Latest updates - last updated 7 August 2023
7 August 2023 - We've updated this guidance to reflect the ICO's must, should, could terminology and provide regulatory certainty. We've also changed the title in line with our new approach.
This handy guide to data protection covers some of the key points you need to know and think about when getting started. It directs you to the resources and assistance we provide to support you in using personal information confidently and securely to help your business thrive.
To help you understand what the law says and what we expect, this guidance tells you what organisations must, should, and could do to comply.
Where we say must, this means you’re required to do this by law.
Should doesn’t refer to a legal requirement. But it’s what we expect you to do, unless there’s a good reason not to. If you choose to take a different approach, you must be able to demonstrate this also complies with the law.
Could refers to an option or example you could consider to help you comply with the law effectively.
Any personal information your business holds needs to be used fairly and securely in line with data protection laws. This information could be names, addresses, emails, telephone numbers, and bank or credit card details. It can also include more sensitive information, such as people’s health data or their criminal records.
Keeping personal information secure, and using it responsibly, protects your reputation and helps prevent potential harm or distress to people. Good information management also helps maintain your customers’ trust, which makes good business sense.
There’s no one-size-fits-all when it comes to data protection. Your business is unique and you know it best. This guide will help you decide what to do with the personal information you hold.
Step one: Make a list
You’ll probably have personal information saved on your phone, tablet or computer to enable you to do your job – such as the names and contact details of customers, members or clients.
Start off by making a list of what personal information you have, or plan to collect, even if you don’t have much at first. For this list, you should be generalising types of information such as ‘phone numbers of customers’, rather than listing actual phone numbers.
Data protection laws don’t apply when you’re using personal information for purely personal or household activities, so you can ignore things like your family photo album and personal holiday planning calendar.
Step two: Ask yourself ‘why do I need this information?’
Think carefully about your reasons for having personal information. You must only collect what you actually need, and shouldn’t ask for or keep anything ‘just in case’.
If you’re holding or using people’s information, it must always be fair as well as lawful. This means you should only use their data in ways they’d reasonably expect. For example, if you have a customer's telephone number to arrange a delivery, it wouldn't be fair to use that number to call them for personal reasons - they wouldn't expect you to do that.
You also need a valid reason, known as a ‘lawful basis’. There are six types of lawful basis you can use. Use our lawful basis checker to find out which you can rely on, and keep a record of your decision.
Step three: Think security
People care about their information and you must take steps to protect it. Check your security measures line up with the sensitivity of the personal information you hold.
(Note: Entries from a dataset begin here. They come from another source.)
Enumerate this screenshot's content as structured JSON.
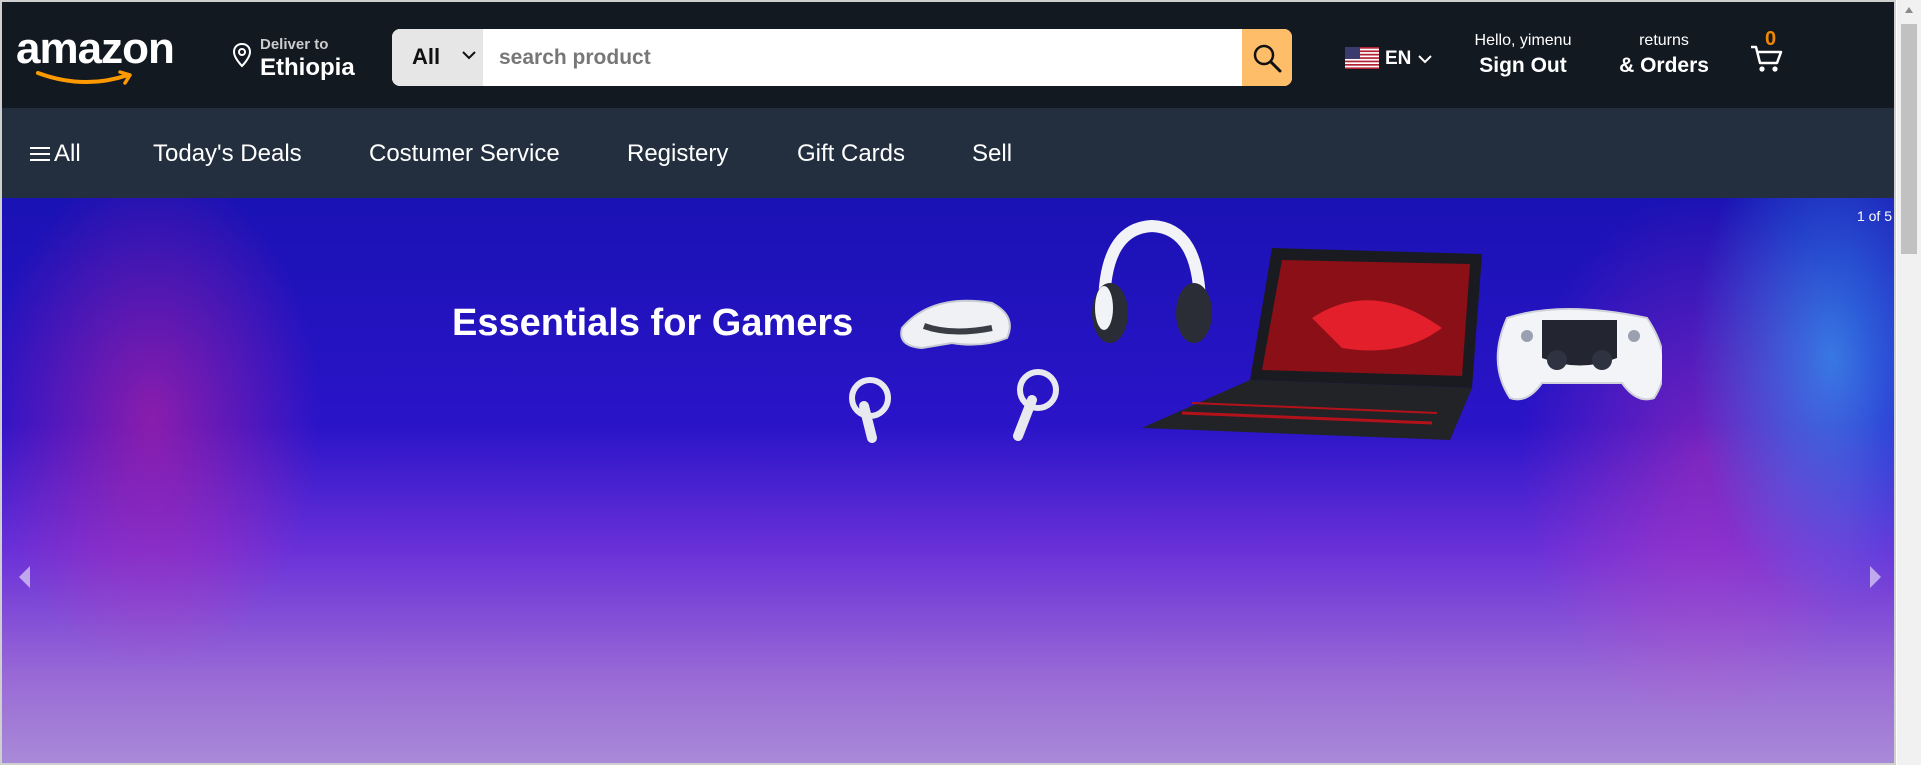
{
  "header": {
    "logo_text": "amazon",
    "deliver": {
      "label": "Deliver to",
      "location": "Ethiopia"
    },
    "search": {
      "category": "All",
      "placeholder": "search product"
    },
    "language": {
      "code": "EN"
    },
    "account": {
      "greeting": "Hello, yimenu",
      "action": "Sign Out"
    },
    "orders": {
      "line1": "returns",
      "line2": "& Orders"
    },
    "cart": {
      "count": "0"
    }
  },
  "nav": {
    "all_label": "All",
    "items": [
      "Today's Deals",
      "Costumer Service",
      "Registery",
      "Gift Cards",
      "Sell"
    ]
  },
  "hero": {
    "counter": "1 of 5",
    "headline": "Essentials for Gamers"
  },
  "colors": {
    "header_bg": "#131921",
    "nav_bg": "#232f3e",
    "search_button": "#febd69",
    "cart_count": "#f08804",
    "logo_smile": "#ff9900"
  },
  "icons": [
    "location-pin-icon",
    "chevron-down-icon",
    "search-icon",
    "us-flag-icon",
    "cart-icon",
    "menu-icon",
    "chevron-left-icon",
    "chevron-right-icon"
  ]
}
You must put stronger measures in place if the information is sensitive or poses a higher risk for the person it relates to. For example, financial information that could be used for fraudulent purposes.
It’s up to you to decide which measures are appropriate for your business, but this could include things like locking filing cabinets and putting strong passwords on your devices.
Step four: Be transparent
You must tell people why you need their data, who you’ll share it with and how long you’ll keep it for.
For example, as an estate agent, you may share the seller’s information with the purchaser’s solicitor so necessary documents can be completed. You must tell people you’re going to do this.
Having a privacy notice is a great way to be transparent. We have a handy privacy notice template you can use. You must review your privacy information regularly and keep it up to date.
Step five: Respond to people’s data protection rights
People have rights in relation to their information. For example, they can ask you to delete it, challenge the accuracy of it and object to what you’re doing with it. People can also ask you to provide a copy of their personal information – known as a subject access request (SAR).
Putting a process in place for handling individual rights requests can save you time in the long run. It’s worth doing this, even if you’ve never received a request before. Take a look at our step-by-step guide on how to deal with a request for information.
Step six: Know how to handle personal data breaches
If any personal information you’re responsible for is lost, accidentally destroyed, altered without proper permission, damaged or disclosed to someone it shouldn’t have been, this could be a personal data breach. This could be as a result of a cyber-attack, flood, fire or theft.
Where this happens, you’ll need to act quickly and you may need to report it to us within 72 hours.
It makes good business sense to put an action plan in place sooner rather than later. We’re here to help. We have guidance on how to respond to a personal data breach and understanding and assessing risk in personal data breaches to help you.
Step seven: Check if you need to register with us
Step eight: Set some reminders
Data protection compliance is a journey, and we’re here to help as your business grows. We regularly update our website to help you improve your data protection compliance. Setting regular reminders to check our news and guidance pages will help keep you on track.